++++ EXERCISE INPUT ++++

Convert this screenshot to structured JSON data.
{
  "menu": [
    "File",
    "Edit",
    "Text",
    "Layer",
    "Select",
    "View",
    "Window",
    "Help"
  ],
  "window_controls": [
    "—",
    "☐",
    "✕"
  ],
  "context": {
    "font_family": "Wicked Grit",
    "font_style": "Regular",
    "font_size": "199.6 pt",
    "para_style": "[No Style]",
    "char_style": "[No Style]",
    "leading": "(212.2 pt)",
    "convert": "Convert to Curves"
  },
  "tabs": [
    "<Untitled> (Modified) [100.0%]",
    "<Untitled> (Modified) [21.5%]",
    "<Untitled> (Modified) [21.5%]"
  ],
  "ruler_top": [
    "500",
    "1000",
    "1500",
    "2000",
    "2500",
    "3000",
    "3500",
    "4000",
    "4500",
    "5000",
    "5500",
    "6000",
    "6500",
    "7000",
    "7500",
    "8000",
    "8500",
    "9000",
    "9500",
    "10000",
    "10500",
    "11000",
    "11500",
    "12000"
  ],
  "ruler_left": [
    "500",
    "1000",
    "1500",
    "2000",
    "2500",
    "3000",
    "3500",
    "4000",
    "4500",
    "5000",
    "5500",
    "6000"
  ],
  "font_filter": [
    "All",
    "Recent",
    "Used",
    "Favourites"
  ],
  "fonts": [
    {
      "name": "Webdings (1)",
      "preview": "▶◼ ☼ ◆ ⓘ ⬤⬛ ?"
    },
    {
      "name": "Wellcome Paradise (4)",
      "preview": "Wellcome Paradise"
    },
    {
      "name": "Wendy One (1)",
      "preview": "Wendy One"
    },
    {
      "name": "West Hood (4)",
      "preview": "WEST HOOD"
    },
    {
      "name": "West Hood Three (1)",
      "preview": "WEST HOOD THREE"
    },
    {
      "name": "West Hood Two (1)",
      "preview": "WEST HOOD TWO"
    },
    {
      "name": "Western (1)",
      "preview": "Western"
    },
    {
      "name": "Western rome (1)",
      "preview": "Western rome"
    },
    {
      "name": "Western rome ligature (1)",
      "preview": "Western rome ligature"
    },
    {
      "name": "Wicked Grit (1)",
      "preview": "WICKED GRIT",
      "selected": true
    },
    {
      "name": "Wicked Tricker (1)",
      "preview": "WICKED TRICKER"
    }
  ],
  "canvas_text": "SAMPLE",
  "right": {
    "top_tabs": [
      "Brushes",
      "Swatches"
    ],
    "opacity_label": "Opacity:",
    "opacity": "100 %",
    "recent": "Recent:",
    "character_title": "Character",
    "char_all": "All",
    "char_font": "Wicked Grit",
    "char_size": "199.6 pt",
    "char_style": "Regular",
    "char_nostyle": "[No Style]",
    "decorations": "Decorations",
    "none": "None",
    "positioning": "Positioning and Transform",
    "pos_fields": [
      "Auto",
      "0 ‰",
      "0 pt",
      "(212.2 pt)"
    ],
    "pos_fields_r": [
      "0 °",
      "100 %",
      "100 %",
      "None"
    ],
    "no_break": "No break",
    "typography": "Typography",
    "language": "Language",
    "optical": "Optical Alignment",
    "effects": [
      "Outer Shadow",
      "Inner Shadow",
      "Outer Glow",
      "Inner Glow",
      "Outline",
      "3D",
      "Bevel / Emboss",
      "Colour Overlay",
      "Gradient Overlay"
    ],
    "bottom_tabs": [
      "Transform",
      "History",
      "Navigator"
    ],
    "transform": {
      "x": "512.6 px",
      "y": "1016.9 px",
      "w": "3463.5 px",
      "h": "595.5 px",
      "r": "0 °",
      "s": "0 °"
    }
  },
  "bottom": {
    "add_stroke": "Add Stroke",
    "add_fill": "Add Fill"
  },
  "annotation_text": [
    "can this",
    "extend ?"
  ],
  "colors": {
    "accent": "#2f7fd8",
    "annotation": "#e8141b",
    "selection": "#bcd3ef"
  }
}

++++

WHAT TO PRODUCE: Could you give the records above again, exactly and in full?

TASK RESULT:
Convert this screenshot to structured JSON data.
{
  "menu": [
    "File",
    "Edit",
    "Text",
    "Layer",
    "Select",
    "View",
    "Window",
    "Help"
  ],
  "window_controls": [
    "—",
    "☐",
    "✕"
  ],
  "context": {
    "font_family": "Wicked Grit",
    "font_style": "Regular",
    "font_size": "199.6 pt",
    "para_style": "[No Style]",
    "char_style": "[No Style]",
    "leading": "(212.2 pt)",
    "convert": "Convert to Curves"
  },
  "tabs": [
    "<Untitled> (Modified) [100.0%]",
    "<Untitled> (Modified) [21.5%]",
    "<Untitled> (Modified) [21.5%]"
  ],
  "ruler_top": [
    "500",
    "1000",
    "1500",
    "2000",
    "2500",
    "3000",
    "3500",
    "4000",
    "4500",
    "5000",
    "5500",
    "6000",
    "6500",
    "7000",
    "7500",
    "8000",
    "8500",
    "9000",
    "9500",
    "10000",
    "10500",
    "11000",
    "11500",
    "12000"
  ],
  "ruler_left": [
    "500",
    "1000",
    "1500",
    "2000",
    "2500",
    "3000",
    "3500",
    "4000",
    "4500",
    "5000",
    "5500",
    "6000"
  ],
  "font_filter": [
    "All",
    "Recent",
    "Used",
    "Favourites"
  ],
  "fonts": [
    {
      "name": "Webdings (1)",
      "preview": "▶◼ ☼ ◆ ⓘ ⬤⬛ ?"
    },
    {
      "name": "Wellcome Paradise (4)",
      "preview": "Wellcome Paradise"
    },
    {
      "name": "Wendy One (1)",
      "preview": "Wendy One"
    },
    {
      "name": "West Hood (4)",
      "preview": "WEST HOOD"
    },
    {
      "name": "West Hood Three (1)",
      "preview": "WEST HOOD THREE"
    },
    {
      "name": "West Hood Two (1)",
      "preview": "WEST HOOD TWO"
    },
    {
      "name": "Western (1)",
      "preview": "Western"
    },
    {
      "name": "Western rome (1)",
      "preview": "Western rome"
    },
    {
      "name": "Western rome ligature (1)",
      "preview": "Western rome ligature"
    },
    {
      "name": "Wicked Grit (1)",
      "preview": "WICKED GRIT",
      "selected": true
    },
    {
      "name": "Wicked Tricker (1)",
      "preview": "WICKED TRICKER"
    }
  ],
  "canvas_text": "SAMPLE",
  "right": {
    "top_tabs": [
      "Brushes",
      "Swatches"
    ],
    "opacity_label": "Opacity:",
    "opacity": "100 %",
    "recent": "Recent:",
    "character_title": "Character",
    "char_all": "All",
    "char_font": "Wicked Grit",
    "char_size": "199.6 pt",
    "char_style": "Regular",
    "char_nostyle": "[No Style]",
    "decorations": "Decorations",
    "none": "None",
    "positioning": "Positioning and Transform",
    "pos_fields": [
      "Auto",
      "0 ‰",
      "0 pt",
      "(212.2 pt)"
    ],
    "pos_fields_r": [
      "0 °",
      "100 %",
      "100 %",
      "None"
    ],
    "no_break": "No break",
    "typography": "Typography",
    "language": "Language",
    "optical": "Optical Alignment",
    "effects": [
      "Outer Shadow",
      "Inner Shadow",
      "Outer Glow",
      "Inner Glow",
      "Outline",
      "3D",
      "Bevel / Emboss",
      "Colour Overlay",
      "Gradient Overlay"
    ],
    "bottom_tabs": [
      "Transform",
      "History",
      "Navigator"
    ],
    "transform": {
      "x": "512.6 px",
      "y": "1016.9 px",
      "w": "3463.5 px",
      "h": "595.5 px",
      "r": "0 °",
      "s": "0 °"
    }
  },
  "bottom": {
    "add_stroke": "Add Stroke",
    "add_fill": "Add Fill"
  },
  "annotation_text": [
    "can this",
    "extend ?"
  ],
  "colors": {
    "accent": "#2f7fd8",
    "annotation": "#e8141b",
    "selection": "#bcd3ef"
  }
}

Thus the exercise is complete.